In the weeks before the U.S. invasion of Iraq, CNN's management held mandatory meetings for staff. They scheduled a half-dozen of them so that all shifts could attend.
In the front of the large room at Atlanta's World Congress Center, chief news executive Eason Jordan and President Jim Walton held court. Walton led off talking about the two of them: "He likes Springsteen. I am more of an Allman Brothers guy."
Then they proceeded to give us a pep talk about the upcoming coverage. CNN, they said, had to "own the war." That phrase later took some media heat, but I did not have a problem with it. That just meant that we wanted to be the source for coverage.
Then they started talking about how Fox News had recently pulled ahead of CNN in the ratings. (Fox had just bought the billboard across the street from CNN to tout their lead and rub CNN's face in it.) CNN execs were challenged to do something about it.
Some of us said that Fox was commentary, not news. Remember that Fox News Channel had eagles turning into fighter jets in their graphics at the time. We observed that the Anna Nicole Smith reality show at the time had better ratings than either Fox or CNN, and we didn't feel the need to compete with her. For that matter, professional wrestling had higher ratings than both news networks combined. CNN didn't see the need to emulate them!
But this was seen as an opportunity for these two executives. "No one wants war," Walton added, "but if there is going to be one, it is an opportunity to win back lost ratings."
That was their motive, and their modus operandi was to go along with the pro-war sentiment that was sweeping the country (and boosting ratings at Fox). Questioning the war was not part of the mission. There were some in the newsroom, for instance, during Colin Powell's speech to the U.N., asking who CNN was putting on the air immediately afterward to question what he said. The answer was no one.
This was, as I said, in the weeks before the onset of "shock and awe" —- a phrase that CNN is still using in its promotion of anniversary coverage of the war.
So now Scott McClellan says he was duped. Perhaps he was too blind or too intellectually challenged to see it at the time. But what about leaders of the news media?
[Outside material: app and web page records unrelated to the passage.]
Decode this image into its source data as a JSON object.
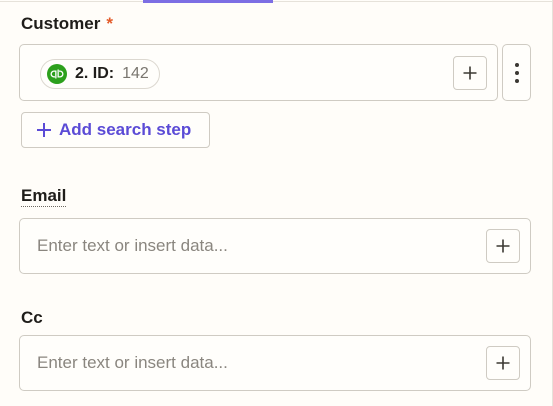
{
  "customer": {
    "label": "Customer",
    "required_mark": "*",
    "chip": {
      "icon": "quickbooks-logo-icon",
      "key": "2. ID:",
      "value": "142"
    }
  },
  "add_search_step": {
    "label": "Add search step"
  },
  "email": {
    "label": "Email",
    "placeholder": "Enter text or insert data..."
  },
  "cc": {
    "label": "Cc",
    "placeholder": "Enter text or insert data..."
  },
  "colors": {
    "accent": "#7c6ee4",
    "link": "#5b4bd6",
    "required": "#e35b2a",
    "quickbooks": "#2ca01c"
  }
}
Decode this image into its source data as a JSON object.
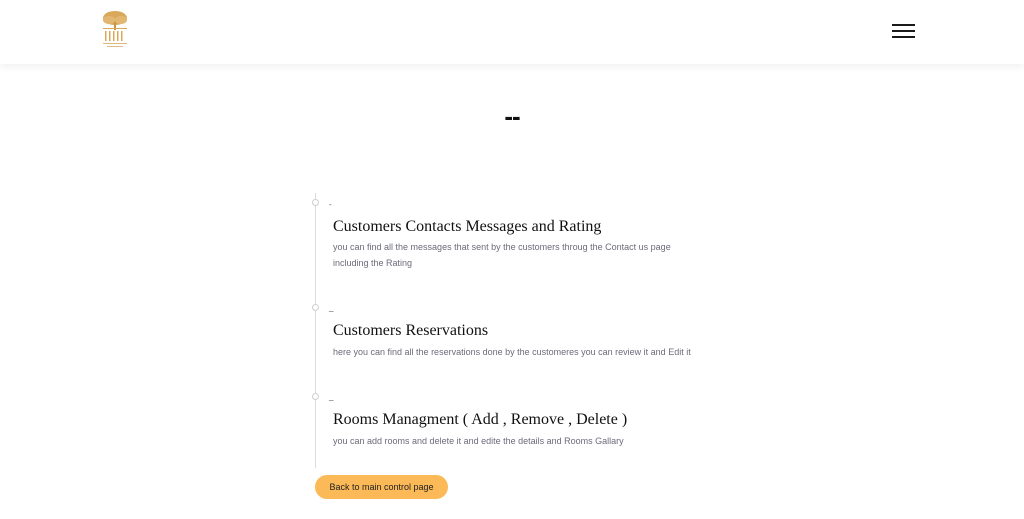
{
  "header": {
    "logo_icon": "tree-logo",
    "menu_icon": "hamburger-menu-icon"
  },
  "page": {
    "title": "--"
  },
  "timeline": {
    "items": [
      {
        "date": "-",
        "title": "Customers Contacts Messages and Rating",
        "description": "you can find all the messages that sent by the customers throug the Contact us page including the Rating"
      },
      {
        "date": "_",
        "title": "Customers Reservations",
        "description": "here you can find all the reservations done by the customeres you can review it and Edit it"
      },
      {
        "date": "_",
        "title": "Rooms Managment ( Add , Remove , Delete )",
        "description": "you can add rooms and delete it and edite the details and Rooms Gallary"
      }
    ]
  },
  "actions": {
    "back_label": "Back to main control page"
  },
  "colors": {
    "accent": "#fbb958",
    "logo": "#d9a85a"
  }
}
Were they duped, or were they simply complicit?
> Jim Sutherland, who twice worked at CNN, most recently as an international editor for 2 1/2 years, left the network in June 2004 after a dispute over pay and benefits. He now runs Arc Lightning, a media and communications consultancy in Atlanta.